I’ve been designing, making, and selling Geiger counters for 15 years through my company, Images Scientific Instruments. They’re fundamentally simple devices; you just need voltage high enough to run the Geiger-Müller (GM) tube. Anyone can design a counter that will work somewhat, but it’s hard to make one that’s reliable and long-lasting, because the electronics are so touchy.

Last year I was redesigning my basic Geiger counter circuit when the earthquake, tsunami, and nuclear crisis hit Japan. We sold out immediately, and I was so swamped with orders that I had to put my improved design on hold.

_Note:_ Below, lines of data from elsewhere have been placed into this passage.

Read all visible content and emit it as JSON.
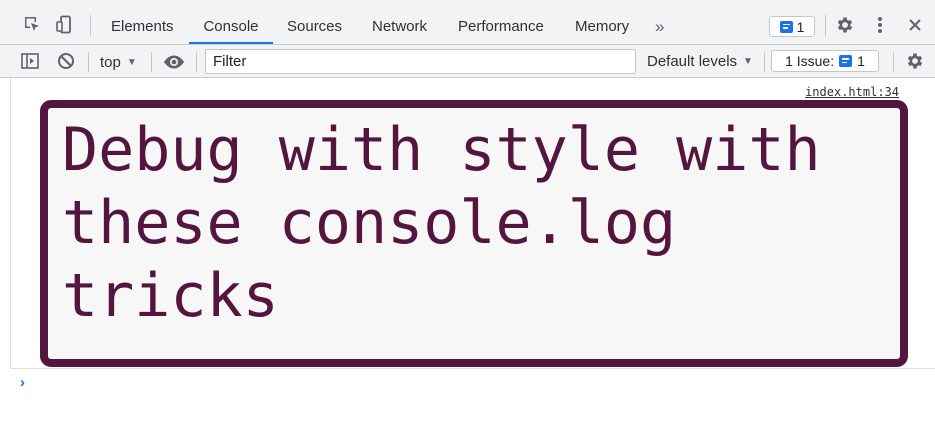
{
  "tabs": [
    {
      "label": "Elements",
      "active": false
    },
    {
      "label": "Console",
      "active": true
    },
    {
      "label": "Sources",
      "active": false
    },
    {
      "label": "Network",
      "active": false
    },
    {
      "label": "Performance",
      "active": false
    },
    {
      "label": "Memory",
      "active": false
    }
  ],
  "tabbar": {
    "more_tabs_label": "»",
    "messages_count": "1",
    "accent_color": "#1a73e8"
  },
  "toolbar": {
    "context": "top",
    "filter_placeholder": "Filter",
    "levels_label": "Default levels",
    "issues_label": "1 Issue:",
    "issues_count": "1"
  },
  "console": {
    "source_link": "index.html:34",
    "log_message": "Debug with style with\nthese console.log\ntricks",
    "log_color": "#54163e",
    "log_background": "#f7f7f7",
    "prompt_symbol": "›"
  }
}
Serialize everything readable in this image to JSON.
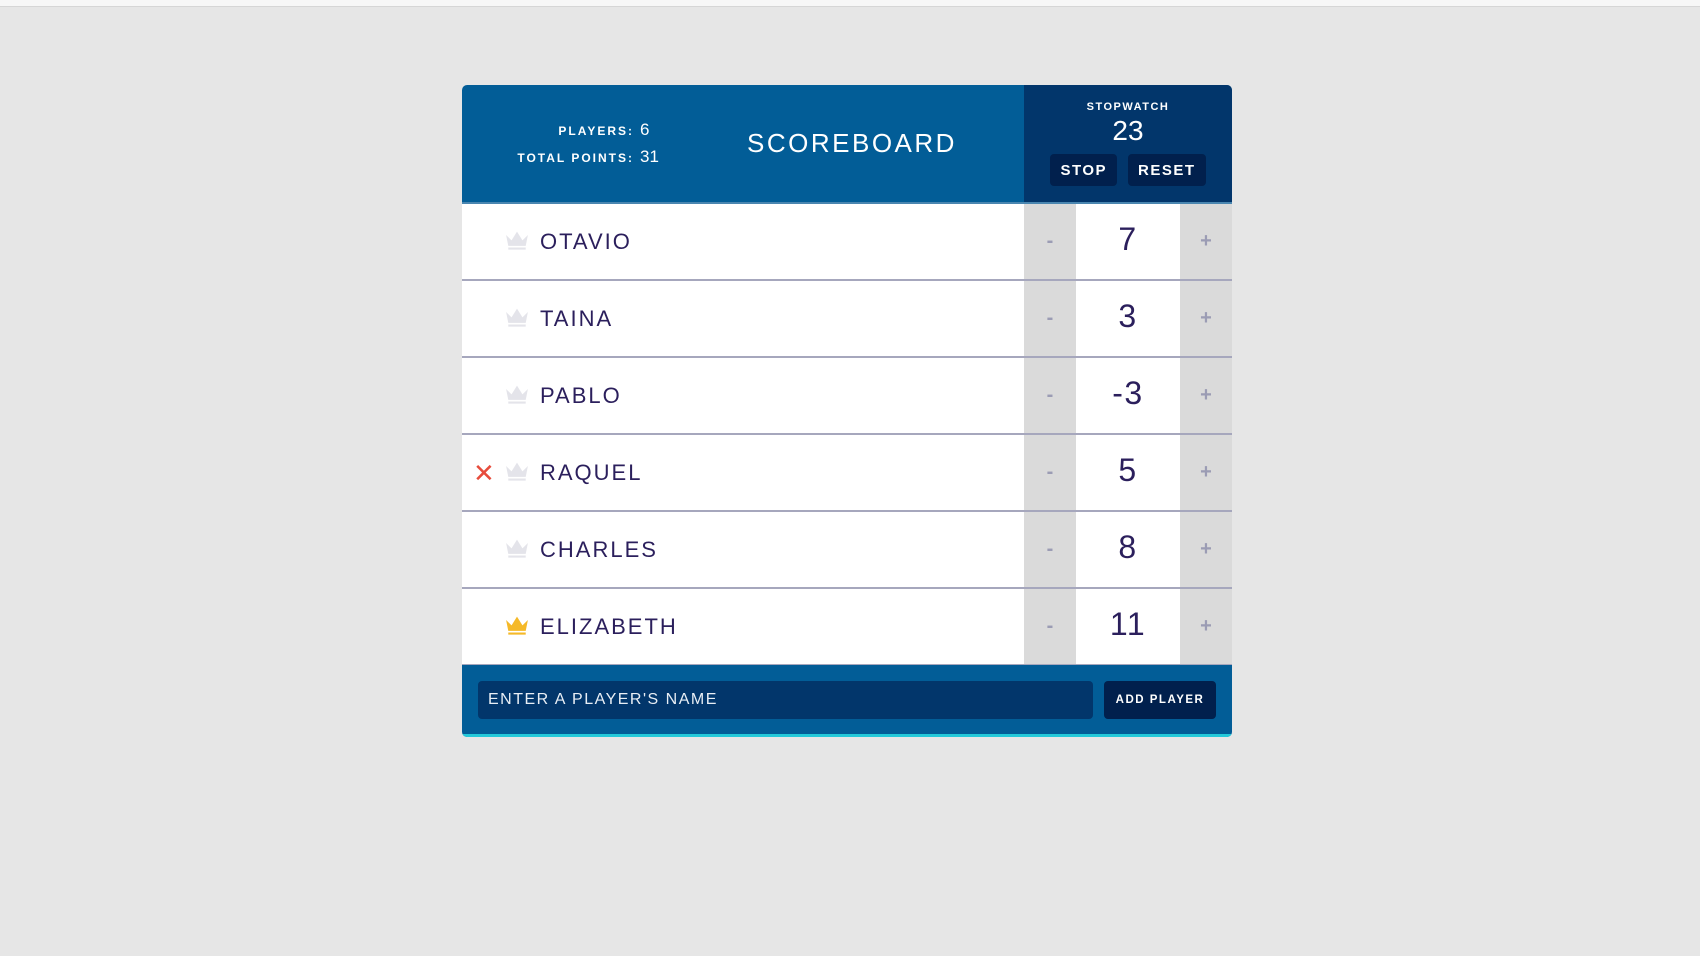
{
  "colors": {
    "header_bg": "#025d97",
    "stopwatch_bg": "#02366b",
    "button_bg": "#01204d",
    "text_dark": "#2b1f5c",
    "crown_inactive": "#e4e4ea",
    "crown_leader": "#f5b928",
    "remove_red": "#e74c3c",
    "footer_accent": "#23c9d9",
    "page_bg": "#e6e6e6"
  },
  "header": {
    "players_label": "PLAYERS:",
    "players_value": "6",
    "total_points_label": "TOTAL POINTS:",
    "total_points_value": "31",
    "title": "SCOREBOARD"
  },
  "stopwatch": {
    "label": "STOPWATCH",
    "time": "23",
    "stop_label": "STOP",
    "reset_label": "RESET"
  },
  "players": [
    {
      "name": "OTAVIO",
      "score": "7",
      "leader": false,
      "remove_visible": false,
      "decrement_label": "-",
      "increment_label": "+"
    },
    {
      "name": "TAINA",
      "score": "3",
      "leader": false,
      "remove_visible": false,
      "decrement_label": "-",
      "increment_label": "+"
    },
    {
      "name": "PABLO",
      "score": "-3",
      "leader": false,
      "remove_visible": false,
      "decrement_label": "-",
      "increment_label": "+"
    },
    {
      "name": "RAQUEL",
      "score": "5",
      "leader": false,
      "remove_visible": true,
      "decrement_label": "-",
      "increment_label": "+"
    },
    {
      "name": "CHARLES",
      "score": "8",
      "leader": false,
      "remove_visible": false,
      "decrement_label": "-",
      "increment_label": "+"
    },
    {
      "name": "ELIZABETH",
      "score": "11",
      "leader": true,
      "remove_visible": false,
      "decrement_label": "-",
      "increment_label": "+"
    }
  ],
  "remove_icon_glyph": "✕",
  "add_player_form": {
    "input_value": "",
    "input_placeholder": "ENTER A PLAYER'S NAME",
    "button_label": "ADD PLAYER"
  }
}
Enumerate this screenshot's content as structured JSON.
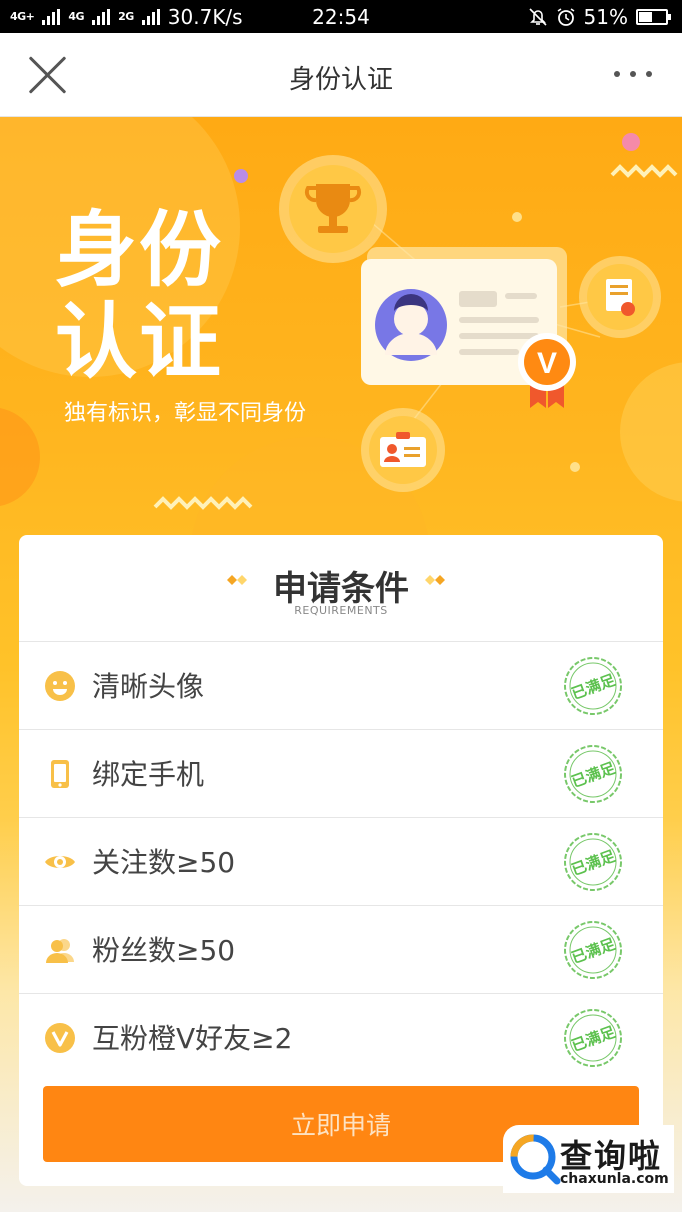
{
  "status_bar": {
    "network_1": "4G+",
    "network_2": "4G",
    "network_3": "2G",
    "speed": "30.7K/s",
    "time": "22:54",
    "battery": "51%",
    "battery_level": 0.51
  },
  "nav": {
    "title": "身份认证",
    "close_icon": "close-icon",
    "more_icon": "more-icon"
  },
  "hero": {
    "title_line1": "身份",
    "title_line2": "认证",
    "subtitle": "独有标识，彰显不同身份",
    "badge_letter": "V"
  },
  "requirements": {
    "title": "申请条件",
    "subtitle": "REQUIREMENTS",
    "stamp_text": "已满足",
    "items": [
      {
        "label": "清晰头像",
        "icon": "smiley-icon",
        "status": "已满足"
      },
      {
        "label": "绑定手机",
        "icon": "phone-icon",
        "status": "已满足"
      },
      {
        "label": "关注数≥50",
        "icon": "eye-icon",
        "status": "已满足"
      },
      {
        "label": "粉丝数≥50",
        "icon": "users-icon",
        "status": "已满足"
      },
      {
        "label": "互粉橙V好友≥2",
        "icon": "v-badge-icon",
        "status": "已满足"
      }
    ]
  },
  "apply_button": "立即申请",
  "watermark": {
    "text": "查询啦",
    "url": "chaxunla.com"
  },
  "colors": {
    "accent": "#ff8612",
    "hero_top": "#ffaa14",
    "icon": "#f8c048",
    "stamp": "#5cc14e"
  }
}
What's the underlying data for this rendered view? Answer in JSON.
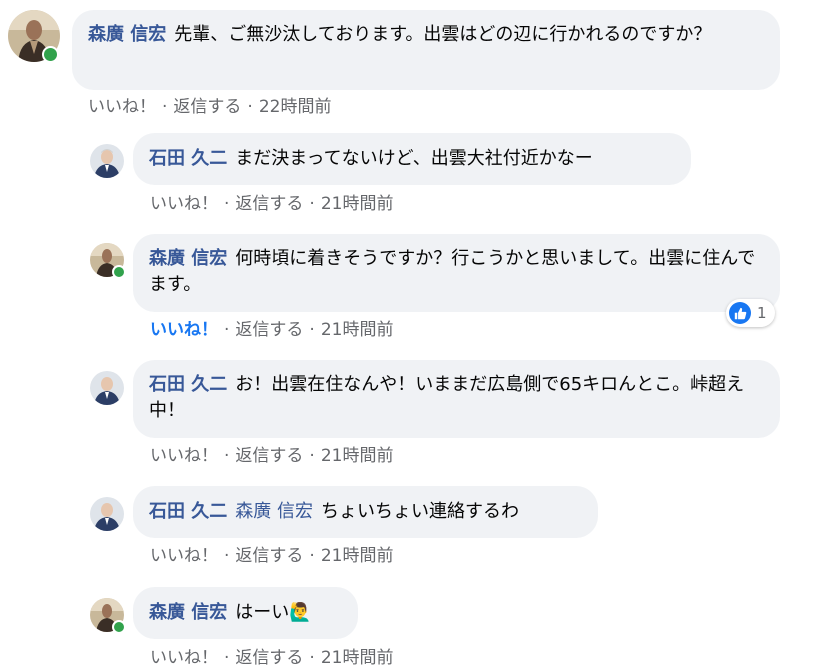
{
  "comments": [
    {
      "author": "森廣 信宏",
      "text": "先輩、ご無沙汰しております。出雲はどの辺に行かれるのですか？",
      "actions": {
        "like": "いいね！",
        "reply": "返信する",
        "time": "22時間前"
      }
    },
    {
      "author": "石田 久二",
      "text": "まだ決まってないけど、出雲大社付近かなー",
      "actions": {
        "like": "いいね！",
        "reply": "返信する",
        "time": "21時間前"
      }
    },
    {
      "author": "森廣 信宏",
      "text": "何時頃に着きそうですか？行こうかと思いまして。出雲に住んでます。",
      "actions": {
        "like": "いいね！",
        "reply": "返信する",
        "time": "21時間前"
      },
      "reaction_count": "1"
    },
    {
      "author": "石田 久二",
      "text": "お！出雲在住なんや！いままだ広島側で65キロんとこ。峠超え中！",
      "actions": {
        "like": "いいね！",
        "reply": "返信する",
        "time": "21時間前"
      }
    },
    {
      "author": "石田 久二",
      "mention": "森廣 信宏",
      "text": "ちょいちょい連絡するわ",
      "actions": {
        "like": "いいね！",
        "reply": "返信する",
        "time": "21時間前"
      }
    },
    {
      "author": "森廣 信宏",
      "text": "はーい",
      "emoji": "🙋‍♂️",
      "actions": {
        "like": "いいね！",
        "reply": "返信する",
        "time": "21時間前"
      }
    }
  ],
  "separator": "·",
  "colors": {
    "bubble": "#f0f2f5",
    "author": "#385898",
    "meta": "#65676b",
    "liked": "#1877f2",
    "online": "#31a24c"
  },
  "icons": {
    "online": "online-status-dot",
    "reaction": "like-thumb-icon"
  }
}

But I finally finished, and here it is.

You can easily configure this counter to use a variety of GM tubes. Not only will it output a click and an LED flash with each radioactive particle detected, you can also connect it to analog or digital radiation-level meters, a PC for plotting data, a portable SD-card data logger for placing somewhere without a computer, and a true random number generator. It’s also compatible with the Radiation Network (http://radiationnetwork.com), so you can share your readings with others worldwide.